Ever since the broad bankruptcy exemption to the periodic statement requirement was adopted in the Servicing Rules in 2014, there have been a number of bankruptcy courts that have addressed the issue of sending periodic statements to borrowers in bankruptcy. These cases have attempted to reconcile certain bankruptcy law provisions with the exemption in the Servicing Rule. One such a case was recently issued by the United States Bankruptcy Court for the District of Massachusetts.
The borrowers in In Re Sperry filed a voluntary petition under chapter 13 of the Bankruptcy Code and proposed a so-called “cure and maintain” chapter 13 plan to repay their debts. The plan required them to pay their pre-bankruptcy arrearage to their lender through the chapter 13 trustee (cure), while at the same time making their current monthly mortgage payments directly to the lender (maintain).
The lender rejected the borrowers’ request to receive monthly periodic statements under their “cure and maintain” plan. First, the lender claimed it could not send statements “[d]ue to logistical limitations” and that the statements would be “confusing.” The lender also argued that the Servicing Rules exempt it from sending such statements to borrowers during the pendency of their bankruptcy cases, that sending such statements would likely violate the automatic stay, and that the requirement to send monthly statements is an impermissible modification of its claim.
Bankruptcy Code §1322(a) enumerates the provisions that all chapter 13 plans must contain while §1322(b) lists those which are optional. Section 1322(b)(2) permits a debtor to “modify the rights of holders of secured claims, other than a claim… secured only by a security interest in real property that is the debtor’s principal residence. ...” Section 1322(b)(5) creates an exception to § 1322(b)(2)’s anti-modification provision by permitting a debtor to cure pre-petition monetary defaults while maintaining ongoing post-petition payments even for a non-modifiable home mortgage.
The court found that the borrowers’ “cure and maintain” plan was consistent with Section 1322(b) and that the requirements of the Bankruptcy Code relating to chapter 13 plans did not present a valid reason to prohibit the confirmation of the plan.

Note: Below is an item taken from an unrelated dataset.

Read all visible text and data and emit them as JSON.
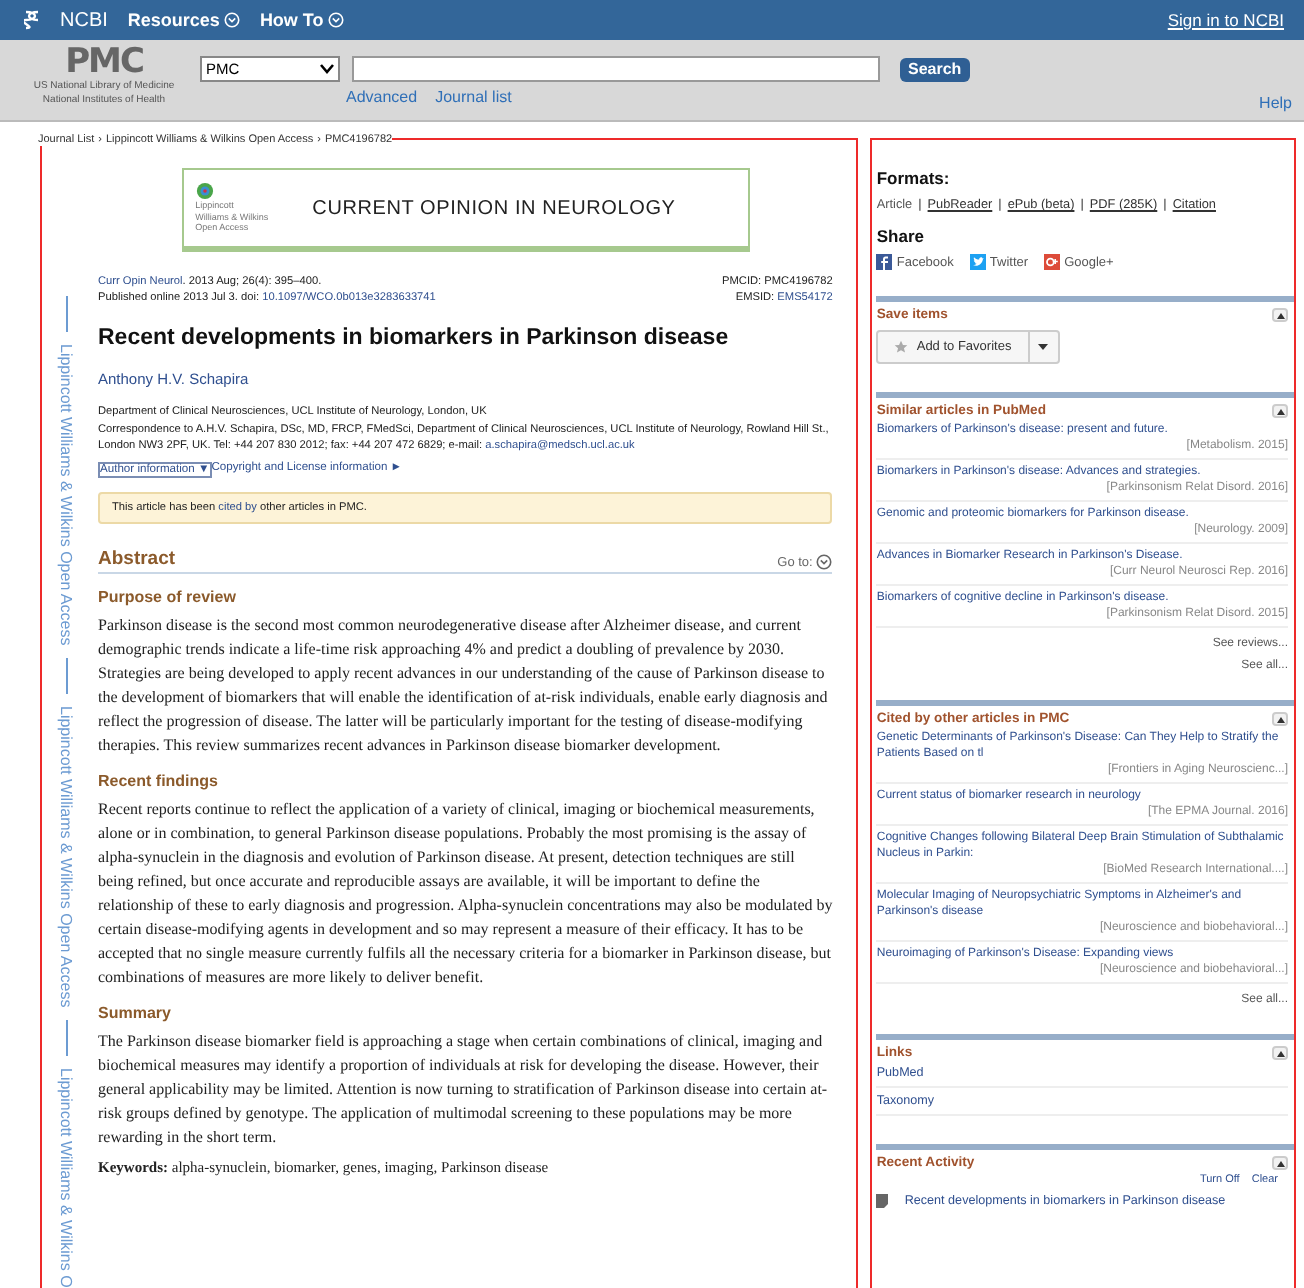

Additionally, the court noted that requiring holders of claims secured by home mortgages to send monthly statements is not a “right” within the meaning of the anti-modification provision, but an obligation, and is “inextricably bound to a debtor’s ability to cure mortgage defaults, one of the primary objectives of chapter 13.” Furthermore, the court stated that even if sending periodic statements is somehow defined as a “right,” its ministerial nature excludes it from being the type of “right” contemplated by the anti-modification provision of the Bankruptcy Code.
Finally, the court held that the plan did not violate Regulation Z, noting that the current regulations merely excuse a servicer from sending monthly statements during a pending bankruptcy and do not prohibit a servicer from doing so.
If you have any questions regarding the Servicing Rules or the Amendments, please feel free to contact Joseph D. Simon at 516-357-3710 or via email at email@example.com, Kevin Patterson at 516-296-9196 or via email at firstname.lastname@example.org, or Diana R. Acosta at 516-357-3739 or via email at email@example.com.